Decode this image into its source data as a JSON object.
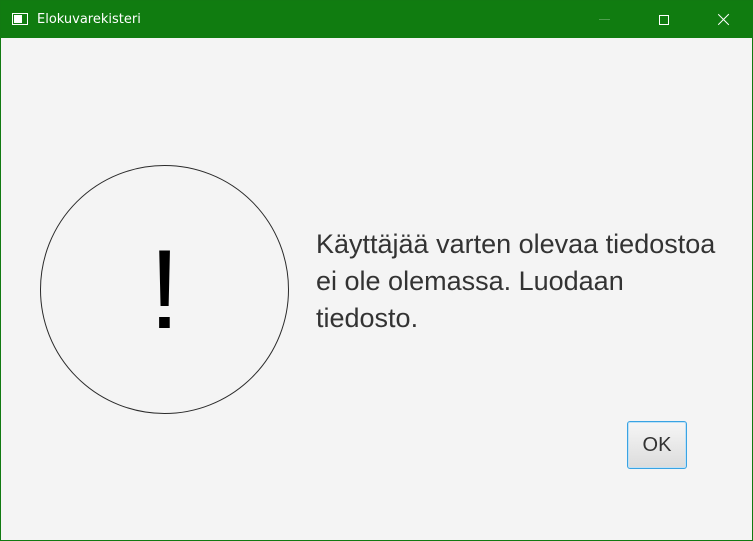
{
  "window": {
    "title": "Elokuvarekisteri",
    "icon": "app-window-icon",
    "controls": {
      "minimize_icon": "minimize-icon",
      "maximize_icon": "maximize-icon",
      "close_icon": "close-icon"
    },
    "titlebar_color": "#107c10"
  },
  "dialog": {
    "icon": "warning-icon",
    "icon_glyph": "!",
    "message": "Käyttäjää varten olevaa tiedostoa\nei ole olemassa. Luodaan\ntiedosto.",
    "ok_label": "OK",
    "focus_color": "#39a3e3"
  }
}
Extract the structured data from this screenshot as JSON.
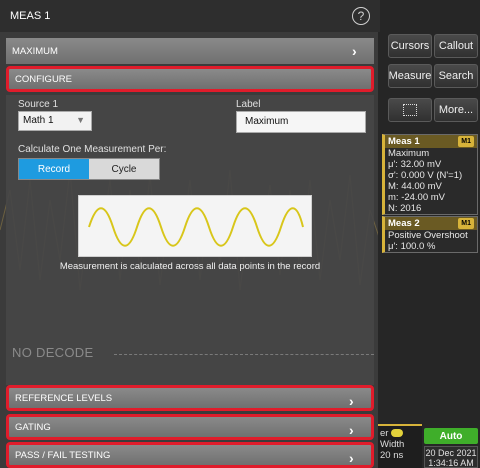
{
  "dialog": {
    "title": "MEAS 1",
    "sections": {
      "maximum": "MAXIMUM",
      "configure": "CONFIGURE",
      "reference_levels": "REFERENCE LEVELS",
      "gating": "GATING",
      "pass_fail": "PASS / FAIL TESTING"
    },
    "configure": {
      "source_label": "Source 1",
      "source_value": "Math 1",
      "label_label": "Label",
      "label_value": "Maximum",
      "calc_label": "Calculate One Measurement Per:",
      "toggle_record": "Record",
      "toggle_cycle": "Cycle",
      "selected": "Record",
      "caption": "Measurement is calculated across all data points in the record"
    },
    "no_decode": "NO DECODE"
  },
  "right_panel": {
    "buttons": [
      "Cursors",
      "Callout",
      "Measure",
      "Search",
      "More..."
    ],
    "meas1": {
      "title": "Meas 1",
      "tag": "M1",
      "lines": [
        "Maximum",
        "μ': 32.00 mV",
        "σ': 0.000 V (N'=1)",
        "M: 44.00 mV",
        "m: -24.00 mV",
        "N: 2016"
      ]
    },
    "meas2": {
      "title": "Meas 2",
      "tag": "M1",
      "lines": [
        "Positive Overshoot",
        "μ': 100.0 %"
      ]
    },
    "channel_tab": {
      "top": "er",
      "line2": "Width",
      "line3": "20 ns"
    },
    "auto_label": "Auto",
    "date": "20 Dec 2021",
    "time": "1:34:16 AM"
  },
  "colors": {
    "highlight": "#e01c2b",
    "accent_blue": "#1e9be0",
    "waveform": "#d8c61a",
    "meas_accent": "#d7b33a",
    "auto_green": "#3fae2a"
  }
}
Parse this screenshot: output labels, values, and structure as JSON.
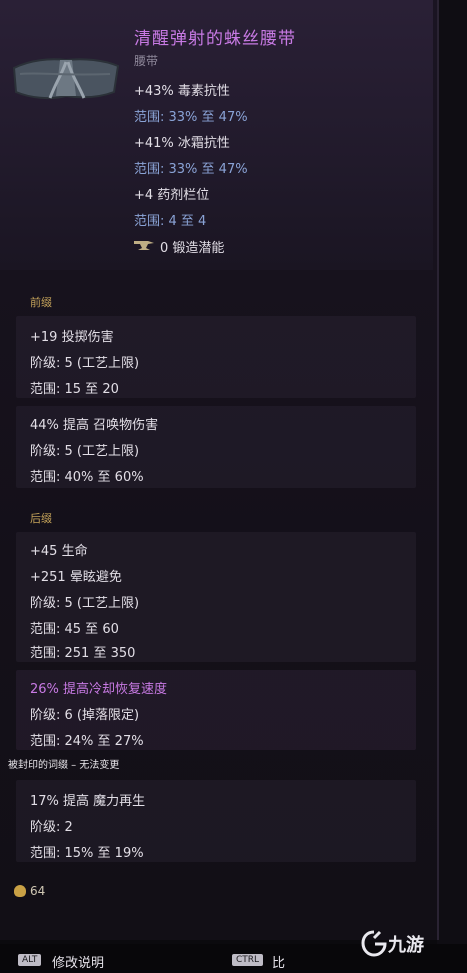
{
  "item": {
    "name": "清醒弹射的蛛丝腰带",
    "type": "腰带",
    "stats": [
      {
        "text": "+43% 毒素抗性",
        "range": "范围: 33% 至 47%"
      },
      {
        "text": "+41% 冰霜抗性",
        "range": "范围: 33% 至 47%"
      },
      {
        "text": "+4 药剂栏位",
        "range": "范围: 4 至 4"
      }
    ],
    "forge": "0 锻造潜能"
  },
  "prefix": {
    "label": "前缀",
    "affixes": [
      {
        "line1": "+19 投掷伤害",
        "tier": "阶级: 5 (工艺上限)",
        "range": "范围: 15 至 20"
      },
      {
        "line1": "44% 提高 召唤物伤害",
        "tier": "阶级: 5 (工艺上限)",
        "range": "范围: 40% 至 60%"
      }
    ]
  },
  "suffix": {
    "label": "后缀",
    "affix1": {
      "line1": "+45 生命",
      "line2": "+251 晕眩避免",
      "tier": "阶级: 5 (工艺上限)",
      "range1": "范围: 45 至 60",
      "range2": "范围: 251 至 350"
    },
    "affix2": {
      "line1": "26% 提高冷却恢复速度",
      "tier": "阶级: 6 (掉落限定)",
      "range": "范围: 24% 至 27%"
    },
    "sealed_note": "被封印的词缀 – 无法变更",
    "affix3": {
      "line1": "17% 提高 魔力再生",
      "tier": "阶级: 2",
      "range": "范围: 15% 至 19%"
    }
  },
  "gold": "64",
  "footer": {
    "alt_key": "ALT",
    "alt_label": "修改说明",
    "ctrl_key": "CTRL",
    "ctrl_label": "比"
  },
  "watermark": "九游"
}
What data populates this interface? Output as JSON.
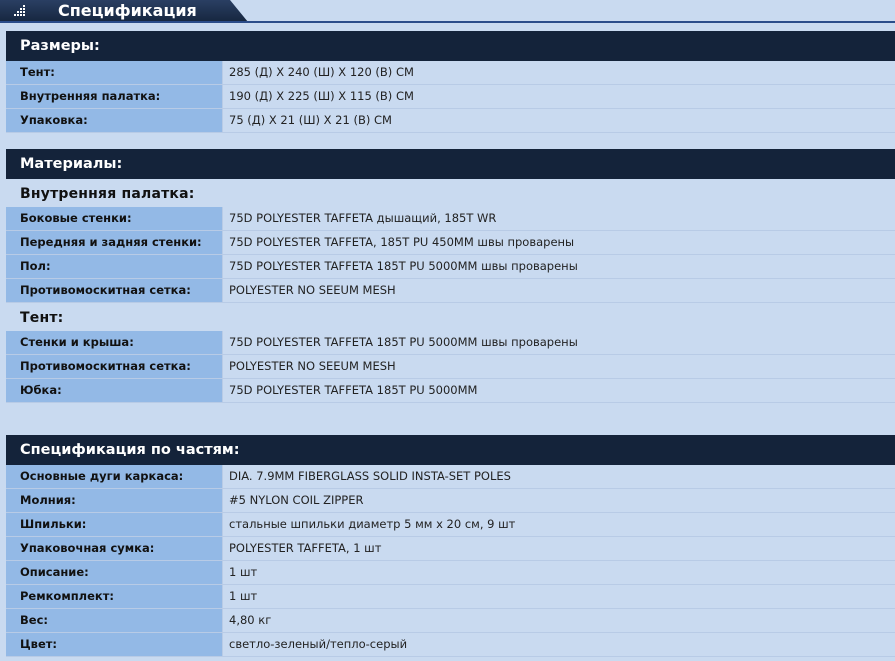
{
  "header": {
    "title": "Спецификация"
  },
  "sections": [
    {
      "title": "Размеры:",
      "rows": [
        {
          "label": "Тент:",
          "value": "285 (Д) X 240 (Ш) X 120 (В) СМ"
        },
        {
          "label": "Внутренняя палатка:",
          "value": "190 (Д) X 225 (Ш) X 115 (В) СМ"
        },
        {
          "label": "Упаковка:",
          "value": "75 (Д) X 21 (Ш) X 21 (В) СМ"
        }
      ]
    },
    {
      "title": "Материалы:",
      "groups": [
        {
          "subtitle": "Внутренняя палатка:",
          "rows": [
            {
              "label": "Боковые стенки:",
              "value": "75D POLYESTER TAFFETA дышащий, 185T WR"
            },
            {
              "label": "Передняя и задняя стенки:",
              "value": "75D POLYESTER TAFFETA, 185T PU 450MM швы проварены"
            },
            {
              "label": "Пол:",
              "value": "75D POLYESTER TAFFETA 185T PU 5000MM швы проварены"
            },
            {
              "label": "Противомоскитная сетка:",
              "value": "POLYESTER NO SEEUM MESH"
            }
          ]
        },
        {
          "subtitle": "Тент:",
          "rows": [
            {
              "label": "Стенки и крыша:",
              "value": "75D POLYESTER TAFFETA 185T PU 5000MM швы проварены"
            },
            {
              "label": "Противомоскитная сетка:",
              "value": "POLYESTER NO SEEUM MESH"
            },
            {
              "label": "Юбка:",
              "value": "75D POLYESTER TAFFETA 185T PU 5000MM"
            }
          ]
        }
      ]
    },
    {
      "title": "Спецификация по частям:",
      "rows": [
        {
          "label": "Основные дуги каркаса:",
          "value": "DIA. 7.9MM FIBERGLASS SOLID INSTA-SET POLES"
        },
        {
          "label": "Молния:",
          "value": "#5 NYLON COIL ZIPPER"
        },
        {
          "label": "Шпильки:",
          "value": "стальные шпильки диаметр 5 мм х 20 см, 9 шт"
        },
        {
          "label": "Упаковочная сумка:",
          "value": "POLYESTER TAFFETA, 1 шт"
        },
        {
          "label": "Описание:",
          "value": "1 шт"
        },
        {
          "label": "Ремкомплект:",
          "value": "1 шт"
        },
        {
          "label": "Вес:",
          "value": "4,80 кг"
        },
        {
          "label": "Цвет:",
          "value": "светло-зеленый/тепло-серый"
        }
      ]
    }
  ],
  "colors": {
    "section_header": "#14233a",
    "label_cell": "#93b9e6",
    "value_cell": "#c9daf0"
  }
}
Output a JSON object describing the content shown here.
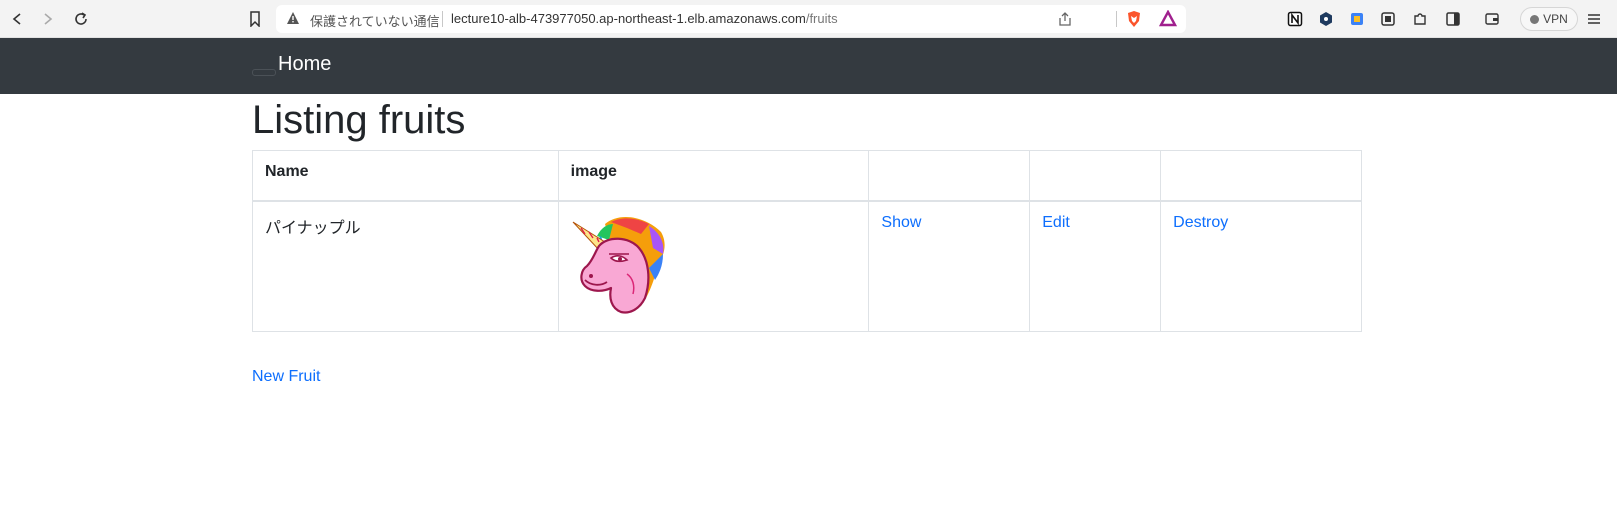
{
  "browser": {
    "url_host": "lecture10-alb-473977050.ap-northeast-1.elb.amazonaws.com",
    "url_path": "/fruits",
    "security_label": "保護されていない通信",
    "vpn_label": "VPN"
  },
  "navbar": {
    "brand": "Home"
  },
  "page": {
    "title": "Listing fruits",
    "new_link": "New Fruit"
  },
  "table": {
    "headers": [
      "Name",
      "image",
      "",
      "",
      ""
    ],
    "rows": [
      {
        "name": "パイナップル",
        "image": "unicorn-head-logo",
        "show": "Show",
        "edit": "Edit",
        "destroy": "Destroy"
      }
    ]
  },
  "colors": {
    "navbar_bg": "#343a40",
    "link": "#0d6efd"
  }
}
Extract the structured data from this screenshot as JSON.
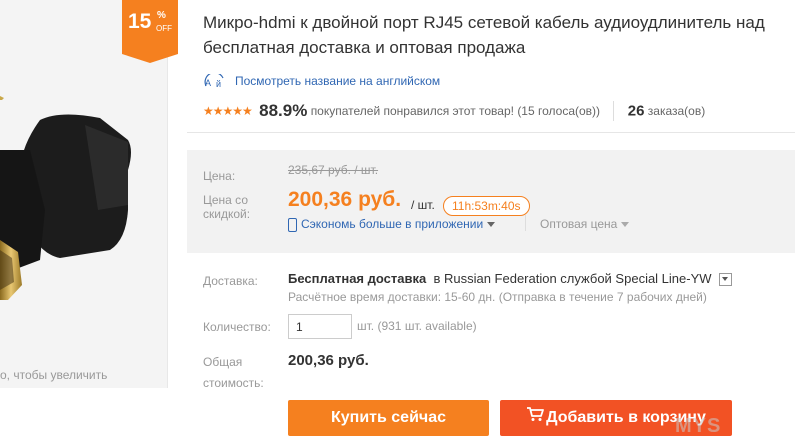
{
  "badge": {
    "number": "15",
    "percent": "%",
    "off": "OFF"
  },
  "image_hint": "о, чтобы увеличить",
  "title": "Микро-hdmi к двойной порт RJ45 сетевой кабель аудиоудлинитель над бесплатная доставка и оптовая продажа",
  "translate_link": "Посмотреть название на английском",
  "rating": {
    "stars": "★★★★★",
    "percent": "88.9%",
    "text": "покупателей понравился этот товар! (15 голоса(ов))",
    "orders_count": "26",
    "orders_label": "заказа(ов)"
  },
  "price": {
    "label_price": "Цена:",
    "old_price": "235,67 руб. / шт.",
    "label_discount": "Цена со скидкой:",
    "new_price": "200,36 руб.",
    "per_unit": "/ шт.",
    "timer": "11h:53m:40s",
    "app_link": "Сэкономь больше в приложении",
    "wholesale": "Оптовая цена"
  },
  "shipping": {
    "label": "Доставка:",
    "free": "Бесплатная доставка",
    "to_prefix": "в",
    "details": "Russian Federation службой Special Line-YW",
    "estimate": "Расчётное время доставки: 15-60 дн. (Отправка в течение 7 рабочих дней)"
  },
  "quantity": {
    "label": "Количество:",
    "value": "1",
    "available": "шт. (931 шт. available)"
  },
  "total": {
    "label": "Общая стоимость:",
    "value": "200,36 руб."
  },
  "buttons": {
    "buy_now": "Купить сейчас",
    "add_to_cart": "Добавить в корзину"
  },
  "watermark": "MYS",
  "colors": {
    "accent_orange": "#f5801f",
    "cart_red": "#f25224",
    "link_blue": "#3067b3"
  }
}
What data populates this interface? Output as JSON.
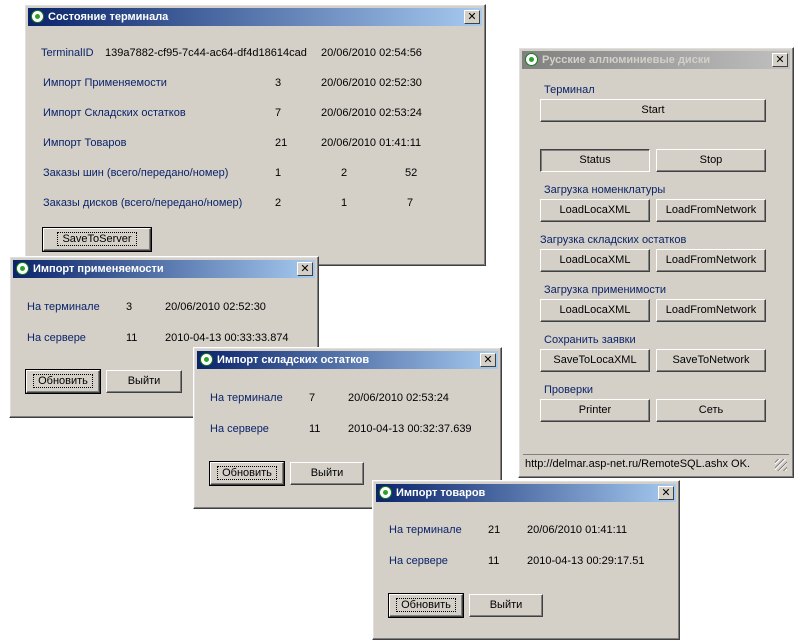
{
  "terminal_state": {
    "title": "Состояние терминала",
    "close": "✕",
    "terminal_id_label": "TerminalID",
    "terminal_id_value": "139a7882-cf95-7c44-ac64-df4d18614cad",
    "terminal_id_time": "20/06/2010 02:54:56",
    "rows": [
      {
        "label": "Импорт Применяемости",
        "count": "3",
        "time": "20/06/2010 02:52:30"
      },
      {
        "label": "Импорт Складских остатков",
        "count": "7",
        "time": "20/06/2010 02:53:24"
      },
      {
        "label": "Импорт Товаров",
        "count": "21",
        "time": "20/06/2010 01:41:11"
      }
    ],
    "orders_tires": {
      "label": "Заказы шин (всего/передано/номер)",
      "a": "1",
      "b": "2",
      "c": "52"
    },
    "orders_disks": {
      "label": "Заказы дисков (всего/передано/номер)",
      "a": "2",
      "b": "1",
      "c": "7"
    },
    "save_button": "SaveToServer"
  },
  "import_applicability": {
    "title": "Импорт применяемости",
    "close": "✕",
    "on_terminal_label": "На терминале",
    "on_terminal_count": "3",
    "on_terminal_time": "20/06/2010 02:52:30",
    "on_server_label": "На сервере",
    "on_server_count": "11",
    "on_server_time": "2010-04-13 00:33:33.874",
    "refresh_button": "Обновить",
    "exit_button": "Выйти"
  },
  "import_stock": {
    "title": "Импорт складских остатков",
    "close": "✕",
    "on_terminal_label": "На терминале",
    "on_terminal_count": "7",
    "on_terminal_time": "20/06/2010 02:53:24",
    "on_server_label": "На сервере",
    "on_server_count": "11",
    "on_server_time": "2010-04-13 00:32:37.639",
    "refresh_button": "Обновить",
    "exit_button": "Выйти"
  },
  "import_goods": {
    "title": "Импорт товаров",
    "close": "✕",
    "on_terminal_label": "На терминале",
    "on_terminal_count": "21",
    "on_terminal_time": "20/06/2010 01:41:11",
    "on_server_label": "На сервере",
    "on_server_count": "11",
    "on_server_time": "2010-04-13 00:29:17.51",
    "refresh_button": "Обновить",
    "exit_button": "Выйти"
  },
  "main_window": {
    "title": "Русские аллюминиевые диски",
    "close": "✕",
    "terminal_label": "Терминал",
    "start_button": "Start",
    "status_button": "Status",
    "stop_button": "Stop",
    "nomenclature_label": "Загрузка номенклатуры",
    "stock_label": "Загрузка складских остатков",
    "applicability_label": "Загрузка применимости",
    "load_local": "LoadLocaXML",
    "load_network": "LoadFromNetwork",
    "save_orders_label": "Сохранить заявки",
    "save_local": "SaveToLocaXML",
    "save_network": "SaveToNetwork",
    "checks_label": "Проверки",
    "printer_button": "Printer",
    "network_button": "Сеть",
    "status_text": "http://delmar.asp-net.ru/RemoteSQL.ashx OK."
  }
}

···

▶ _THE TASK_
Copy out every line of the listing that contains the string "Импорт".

▶ _TASK RESULT_
        "label": "Импорт Применяемости",
        "label": "Импорт Складских остатков",
        "label": "Импорт Товаров",
    "title": "Импорт применяемости",
    "title": "Импорт складских остатков",
    "title": "Импорт товаров",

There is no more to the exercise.